She said: "We encounter it all the time. It's human nature that people want to make out they're better than they are. People are inclined not to tell out-and-out lies but to bend the truth, like saying they've got a better degree than they have or a better former job title. They have just slightly bent the truth but it is still a lie and it says something about their honesty and integrity. From a business's point of view, it's their reputation, and bad publicity will affect the company."
Webster said SBI had seen an increase in the amount of work from smaller companies new to pre-employment screening, who have decided it is cheaper to pay an outside firm to do a full background check, which can cost from around £100, rather than fork out on recruitment costs, training, wages and national insurance contributions, only to find the person isn't actually suitable months down the line because they've lied about their past.
Research carried out by the Chartered Institute of Personnel and Development last year found a quarter of firms in the UK had withdrawn job offers after discovering a candidate had lied or misrepresented themselves on their application.

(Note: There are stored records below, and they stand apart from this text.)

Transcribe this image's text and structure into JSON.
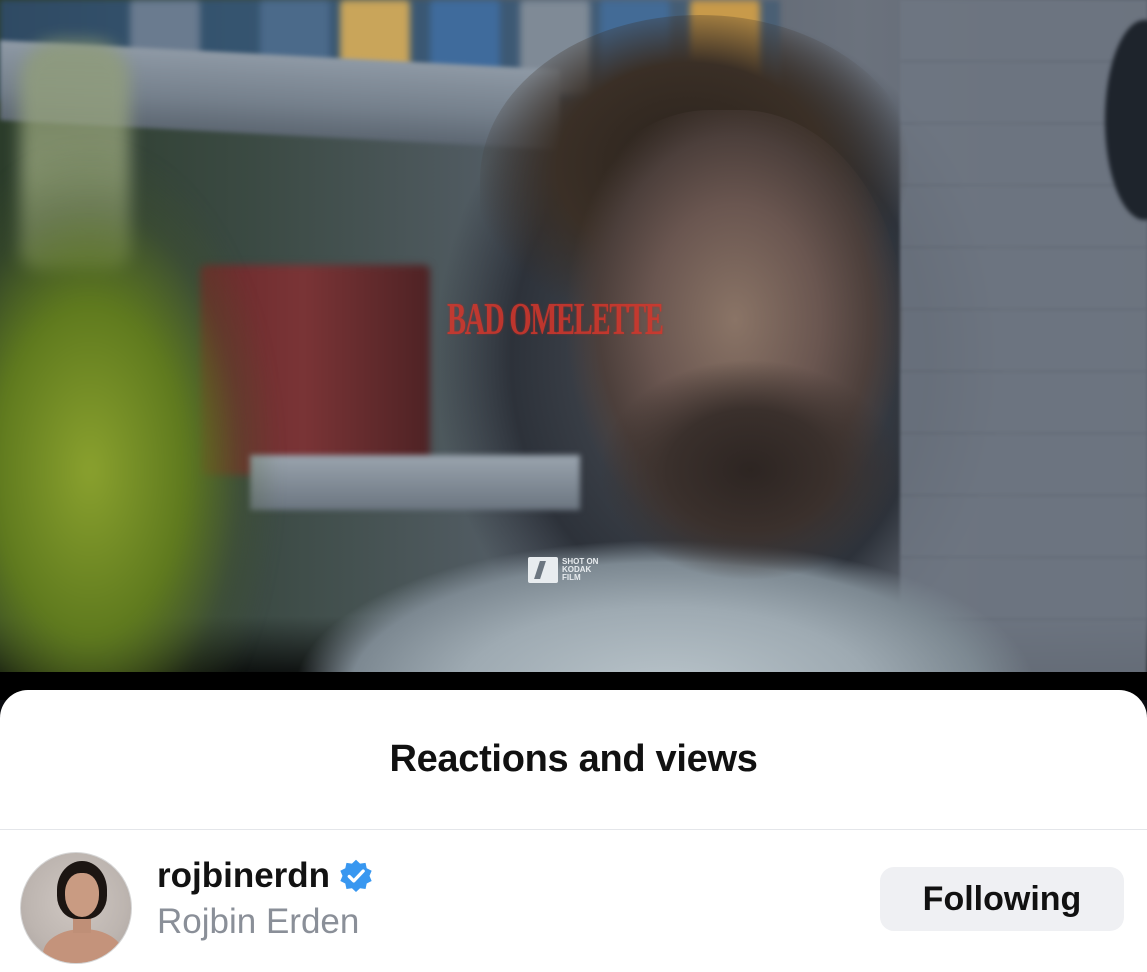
{
  "story": {
    "title_overlay": "BAD OMELETTE",
    "badge": [
      "SHOT ON",
      "KODAK",
      "FILM"
    ]
  },
  "sheet": {
    "title": "Reactions and views"
  },
  "viewers": [
    {
      "username": "rojbinerdn",
      "full_name": "Rojbin Erden",
      "verified": true,
      "button_label": "Following"
    }
  ],
  "colors": {
    "verified_blue": "#3897f0",
    "button_bg": "#eff0f3",
    "title_red": "#d6362b"
  },
  "icons": {
    "verified": "verified-badge-icon",
    "kodak": "kodak-logo-icon"
  }
}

The pressure on companies to make the right choices at the recruitment stage is clear, with the CIPD's annual recruitment, retention and turnover survey suggesting the average cost of recruiting a manual worker stands at £700, while recruiting a senior manager or director can cost an average of £10,000.
There have been a number of high profile gaffes in the recruitment process, such as in 2000 when Manchester United announced it had appointed a new director of communications.. The club withdrew the offer days before the chosen candidate's official start date after it emerged she had changed her second class degree from Cambridge to a first and submitted false references.
Mike Wright, managing partner at the Manchester office of BTG Intelligence, said they were finding more CVs containing "exaggerations" but said companies in the UK were now being more pro-active.
He said: "Pre-employment vetting has always been there and is very prevalent in the US. It's something more companies are now aware of here and something they're making use of, which is about time."
Wright said firms were taking the issue a lot more seriously when it comes to the appointment of senior executives or partners and during mergers and acquisitions, where people want to know the backgrounds of the people behind a company.
Julie is a law graduate who qualified with Price Waterhouse in 1994. Julie joined Smith & Williamson in 1997 and became a partner in 2001. With Mike Stevenson, Julie set up Middleton Partners offices in Salisbury and Southampton, both of which are now part of Begbies Traynor.
Julie is a member of the Insolvency Practitioners Association and the None Administrative Receivers Association and is a Fellow of The Association of Business Recovery Professionals. Julie deals with all aspects of Corporate Recovery and turnaround work and takes all form of personal insolvency appointments.